+++ Information given

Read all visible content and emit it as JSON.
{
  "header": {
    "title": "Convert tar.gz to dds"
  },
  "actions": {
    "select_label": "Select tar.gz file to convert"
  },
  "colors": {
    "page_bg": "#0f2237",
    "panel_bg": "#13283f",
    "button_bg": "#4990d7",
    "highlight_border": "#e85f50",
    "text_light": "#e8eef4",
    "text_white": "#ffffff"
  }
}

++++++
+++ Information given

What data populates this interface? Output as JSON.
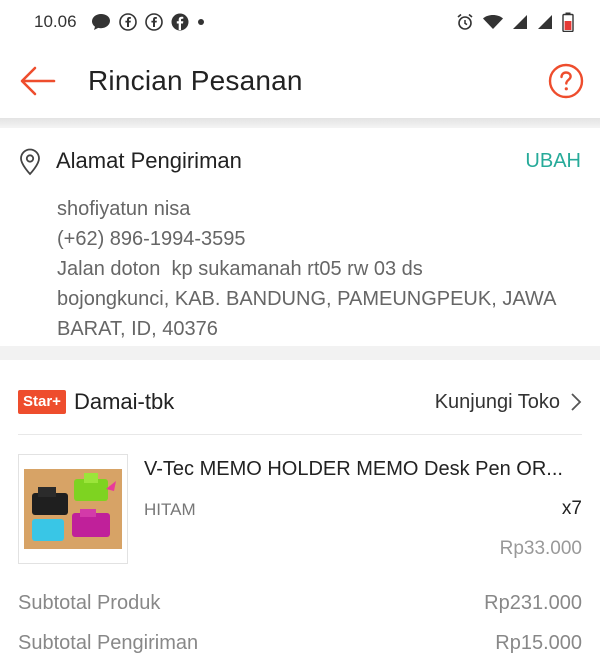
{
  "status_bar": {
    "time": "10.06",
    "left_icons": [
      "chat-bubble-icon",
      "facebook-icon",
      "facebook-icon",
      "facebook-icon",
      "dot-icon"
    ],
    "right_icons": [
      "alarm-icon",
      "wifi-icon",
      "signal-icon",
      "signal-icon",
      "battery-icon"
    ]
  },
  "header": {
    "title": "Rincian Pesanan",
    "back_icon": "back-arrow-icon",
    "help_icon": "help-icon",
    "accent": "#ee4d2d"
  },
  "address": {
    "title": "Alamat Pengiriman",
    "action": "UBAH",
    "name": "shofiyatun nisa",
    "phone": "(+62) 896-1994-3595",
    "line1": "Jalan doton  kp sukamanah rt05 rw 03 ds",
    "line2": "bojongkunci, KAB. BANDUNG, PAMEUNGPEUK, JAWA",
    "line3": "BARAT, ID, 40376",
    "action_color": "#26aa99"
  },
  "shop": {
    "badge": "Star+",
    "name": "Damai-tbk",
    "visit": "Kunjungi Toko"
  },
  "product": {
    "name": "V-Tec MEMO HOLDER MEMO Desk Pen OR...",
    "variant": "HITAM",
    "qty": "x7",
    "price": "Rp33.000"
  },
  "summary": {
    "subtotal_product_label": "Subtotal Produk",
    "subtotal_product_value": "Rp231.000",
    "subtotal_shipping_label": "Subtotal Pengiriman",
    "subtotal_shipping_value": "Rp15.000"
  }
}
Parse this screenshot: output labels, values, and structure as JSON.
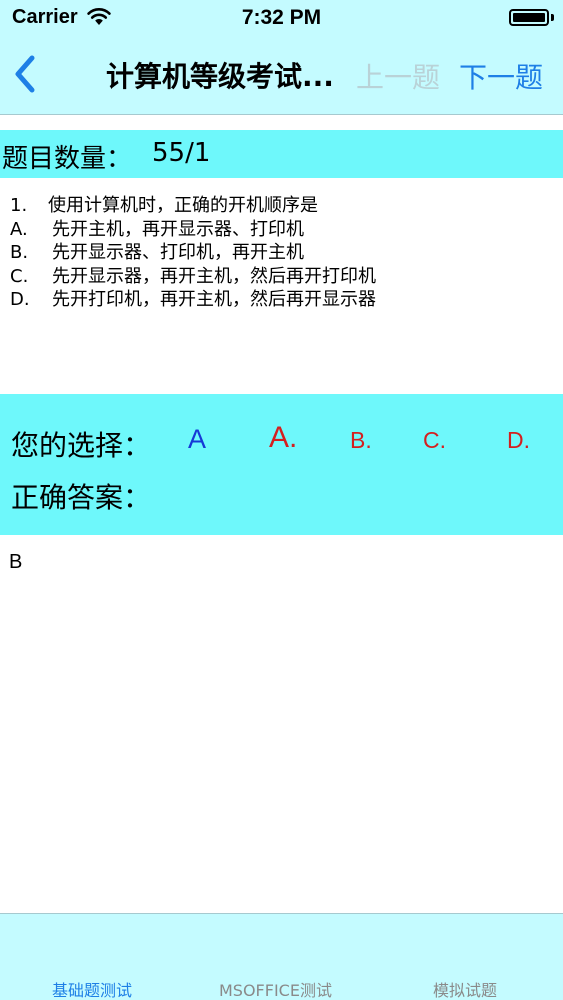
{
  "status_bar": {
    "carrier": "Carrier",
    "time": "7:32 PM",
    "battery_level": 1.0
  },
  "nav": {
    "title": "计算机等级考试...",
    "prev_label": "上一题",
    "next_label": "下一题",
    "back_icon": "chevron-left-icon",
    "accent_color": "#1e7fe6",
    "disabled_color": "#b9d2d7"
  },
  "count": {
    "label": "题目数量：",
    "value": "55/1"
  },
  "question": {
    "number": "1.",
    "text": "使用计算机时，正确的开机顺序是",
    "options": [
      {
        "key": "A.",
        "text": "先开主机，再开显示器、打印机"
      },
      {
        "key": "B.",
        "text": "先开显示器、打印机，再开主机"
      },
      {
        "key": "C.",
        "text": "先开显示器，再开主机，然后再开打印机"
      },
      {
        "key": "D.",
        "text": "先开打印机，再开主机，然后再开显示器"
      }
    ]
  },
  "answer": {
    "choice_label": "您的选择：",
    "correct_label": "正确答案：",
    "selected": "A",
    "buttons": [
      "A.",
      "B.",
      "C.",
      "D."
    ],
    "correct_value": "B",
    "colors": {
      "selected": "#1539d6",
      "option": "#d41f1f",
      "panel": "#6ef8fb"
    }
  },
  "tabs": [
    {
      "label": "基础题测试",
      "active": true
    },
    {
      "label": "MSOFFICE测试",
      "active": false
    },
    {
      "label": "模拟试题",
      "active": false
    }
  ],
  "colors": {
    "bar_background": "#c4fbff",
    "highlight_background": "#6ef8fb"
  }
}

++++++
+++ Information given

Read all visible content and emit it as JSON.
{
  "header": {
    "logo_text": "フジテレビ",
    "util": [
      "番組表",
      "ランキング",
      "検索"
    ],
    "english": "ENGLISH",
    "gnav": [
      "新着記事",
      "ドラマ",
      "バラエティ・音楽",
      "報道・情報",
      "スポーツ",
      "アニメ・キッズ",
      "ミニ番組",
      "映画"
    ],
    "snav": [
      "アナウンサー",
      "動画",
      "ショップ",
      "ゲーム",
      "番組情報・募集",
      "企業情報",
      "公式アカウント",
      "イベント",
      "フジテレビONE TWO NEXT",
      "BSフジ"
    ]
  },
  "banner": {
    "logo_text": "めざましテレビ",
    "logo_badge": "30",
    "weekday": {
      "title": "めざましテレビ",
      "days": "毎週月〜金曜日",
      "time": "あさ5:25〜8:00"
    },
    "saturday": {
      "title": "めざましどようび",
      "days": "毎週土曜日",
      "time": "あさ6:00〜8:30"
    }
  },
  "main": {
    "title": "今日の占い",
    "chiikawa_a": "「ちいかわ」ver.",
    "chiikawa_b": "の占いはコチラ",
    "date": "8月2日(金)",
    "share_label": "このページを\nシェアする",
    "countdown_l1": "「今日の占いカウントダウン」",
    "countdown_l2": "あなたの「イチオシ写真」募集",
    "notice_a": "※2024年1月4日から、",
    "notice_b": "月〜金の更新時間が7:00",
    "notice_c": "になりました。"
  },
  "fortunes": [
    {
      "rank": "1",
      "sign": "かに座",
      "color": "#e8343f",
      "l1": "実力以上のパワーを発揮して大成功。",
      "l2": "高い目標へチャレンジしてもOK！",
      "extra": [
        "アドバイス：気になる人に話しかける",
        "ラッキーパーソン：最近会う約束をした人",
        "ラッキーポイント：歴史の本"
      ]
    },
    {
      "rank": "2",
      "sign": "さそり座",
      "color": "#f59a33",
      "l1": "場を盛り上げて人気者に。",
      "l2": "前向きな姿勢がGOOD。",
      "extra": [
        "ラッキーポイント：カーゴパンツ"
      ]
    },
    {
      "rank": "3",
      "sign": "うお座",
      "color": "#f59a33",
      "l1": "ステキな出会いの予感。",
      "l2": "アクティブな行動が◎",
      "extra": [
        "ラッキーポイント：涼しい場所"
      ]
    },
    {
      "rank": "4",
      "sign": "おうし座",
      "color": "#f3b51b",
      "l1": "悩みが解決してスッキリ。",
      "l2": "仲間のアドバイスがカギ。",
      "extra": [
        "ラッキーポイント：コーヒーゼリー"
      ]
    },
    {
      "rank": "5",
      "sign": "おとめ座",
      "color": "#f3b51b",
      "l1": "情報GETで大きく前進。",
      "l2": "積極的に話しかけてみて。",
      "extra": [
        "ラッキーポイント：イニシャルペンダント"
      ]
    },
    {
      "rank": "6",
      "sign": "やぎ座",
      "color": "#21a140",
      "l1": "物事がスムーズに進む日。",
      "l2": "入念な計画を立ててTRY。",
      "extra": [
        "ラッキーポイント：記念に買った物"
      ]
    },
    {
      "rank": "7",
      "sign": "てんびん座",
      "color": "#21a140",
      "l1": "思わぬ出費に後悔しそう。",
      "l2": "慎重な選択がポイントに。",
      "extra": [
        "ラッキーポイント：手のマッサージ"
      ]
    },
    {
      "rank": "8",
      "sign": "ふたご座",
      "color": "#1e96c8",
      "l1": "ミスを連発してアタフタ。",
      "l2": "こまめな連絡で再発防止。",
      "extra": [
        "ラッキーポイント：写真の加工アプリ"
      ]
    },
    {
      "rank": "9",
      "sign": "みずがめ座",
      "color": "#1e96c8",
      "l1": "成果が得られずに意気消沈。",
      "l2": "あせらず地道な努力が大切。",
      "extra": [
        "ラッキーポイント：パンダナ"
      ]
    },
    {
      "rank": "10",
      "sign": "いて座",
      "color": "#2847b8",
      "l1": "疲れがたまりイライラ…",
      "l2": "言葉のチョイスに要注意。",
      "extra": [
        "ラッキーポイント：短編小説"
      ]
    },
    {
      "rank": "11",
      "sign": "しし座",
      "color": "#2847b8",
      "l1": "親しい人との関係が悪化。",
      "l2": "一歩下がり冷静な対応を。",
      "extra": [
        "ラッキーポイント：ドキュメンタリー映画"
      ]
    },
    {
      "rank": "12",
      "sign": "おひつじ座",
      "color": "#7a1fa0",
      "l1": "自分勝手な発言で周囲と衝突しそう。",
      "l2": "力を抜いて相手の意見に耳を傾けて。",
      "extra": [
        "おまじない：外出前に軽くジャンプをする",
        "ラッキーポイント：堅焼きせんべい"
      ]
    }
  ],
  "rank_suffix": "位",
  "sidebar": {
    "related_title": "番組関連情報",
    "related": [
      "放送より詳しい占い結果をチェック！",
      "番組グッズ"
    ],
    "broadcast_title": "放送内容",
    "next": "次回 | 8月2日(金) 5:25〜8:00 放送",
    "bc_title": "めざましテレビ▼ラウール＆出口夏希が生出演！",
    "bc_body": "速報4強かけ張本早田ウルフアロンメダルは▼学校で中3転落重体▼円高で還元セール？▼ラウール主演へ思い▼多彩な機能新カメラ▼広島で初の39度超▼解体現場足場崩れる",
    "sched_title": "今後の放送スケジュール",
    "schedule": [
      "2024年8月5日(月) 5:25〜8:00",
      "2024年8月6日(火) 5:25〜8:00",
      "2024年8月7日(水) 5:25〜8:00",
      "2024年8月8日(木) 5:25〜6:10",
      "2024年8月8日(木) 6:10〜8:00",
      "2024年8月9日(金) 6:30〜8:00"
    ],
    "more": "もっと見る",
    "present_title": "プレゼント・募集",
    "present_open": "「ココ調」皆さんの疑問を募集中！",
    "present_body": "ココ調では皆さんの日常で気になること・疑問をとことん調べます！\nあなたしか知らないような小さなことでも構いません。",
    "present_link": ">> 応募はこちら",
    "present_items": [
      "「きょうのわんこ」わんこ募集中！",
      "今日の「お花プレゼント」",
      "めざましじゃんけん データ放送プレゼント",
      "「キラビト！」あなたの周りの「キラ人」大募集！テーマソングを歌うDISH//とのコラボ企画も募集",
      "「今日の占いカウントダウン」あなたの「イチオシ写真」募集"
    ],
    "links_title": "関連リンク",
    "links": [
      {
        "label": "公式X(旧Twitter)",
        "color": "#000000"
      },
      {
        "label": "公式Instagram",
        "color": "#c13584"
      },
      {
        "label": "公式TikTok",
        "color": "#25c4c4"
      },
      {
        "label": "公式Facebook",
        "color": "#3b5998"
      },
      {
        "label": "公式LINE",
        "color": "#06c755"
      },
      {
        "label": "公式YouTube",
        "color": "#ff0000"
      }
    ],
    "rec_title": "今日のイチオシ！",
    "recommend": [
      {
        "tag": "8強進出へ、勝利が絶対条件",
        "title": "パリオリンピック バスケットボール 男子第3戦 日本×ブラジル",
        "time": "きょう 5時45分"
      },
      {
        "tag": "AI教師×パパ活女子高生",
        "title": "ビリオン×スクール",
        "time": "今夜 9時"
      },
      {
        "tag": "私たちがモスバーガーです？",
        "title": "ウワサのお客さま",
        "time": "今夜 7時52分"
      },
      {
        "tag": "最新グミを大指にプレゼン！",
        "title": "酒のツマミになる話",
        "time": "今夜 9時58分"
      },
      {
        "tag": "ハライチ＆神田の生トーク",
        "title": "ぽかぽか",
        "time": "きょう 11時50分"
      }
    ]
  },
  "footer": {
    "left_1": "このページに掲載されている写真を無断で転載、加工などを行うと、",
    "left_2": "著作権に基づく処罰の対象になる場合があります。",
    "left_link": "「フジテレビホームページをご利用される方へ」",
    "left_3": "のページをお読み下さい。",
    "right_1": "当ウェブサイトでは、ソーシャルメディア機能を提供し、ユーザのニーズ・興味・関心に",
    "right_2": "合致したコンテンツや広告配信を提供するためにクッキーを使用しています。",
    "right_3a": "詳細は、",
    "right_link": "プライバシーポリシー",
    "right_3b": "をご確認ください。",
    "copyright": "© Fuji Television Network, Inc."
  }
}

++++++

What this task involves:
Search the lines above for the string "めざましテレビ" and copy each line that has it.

Written answer:
    "logo_text": "めざましテレビ",
      "title": "めざましテレビ",
    "bc_title": "めざましテレビ▼ラウール＆出口夏希が生出演！",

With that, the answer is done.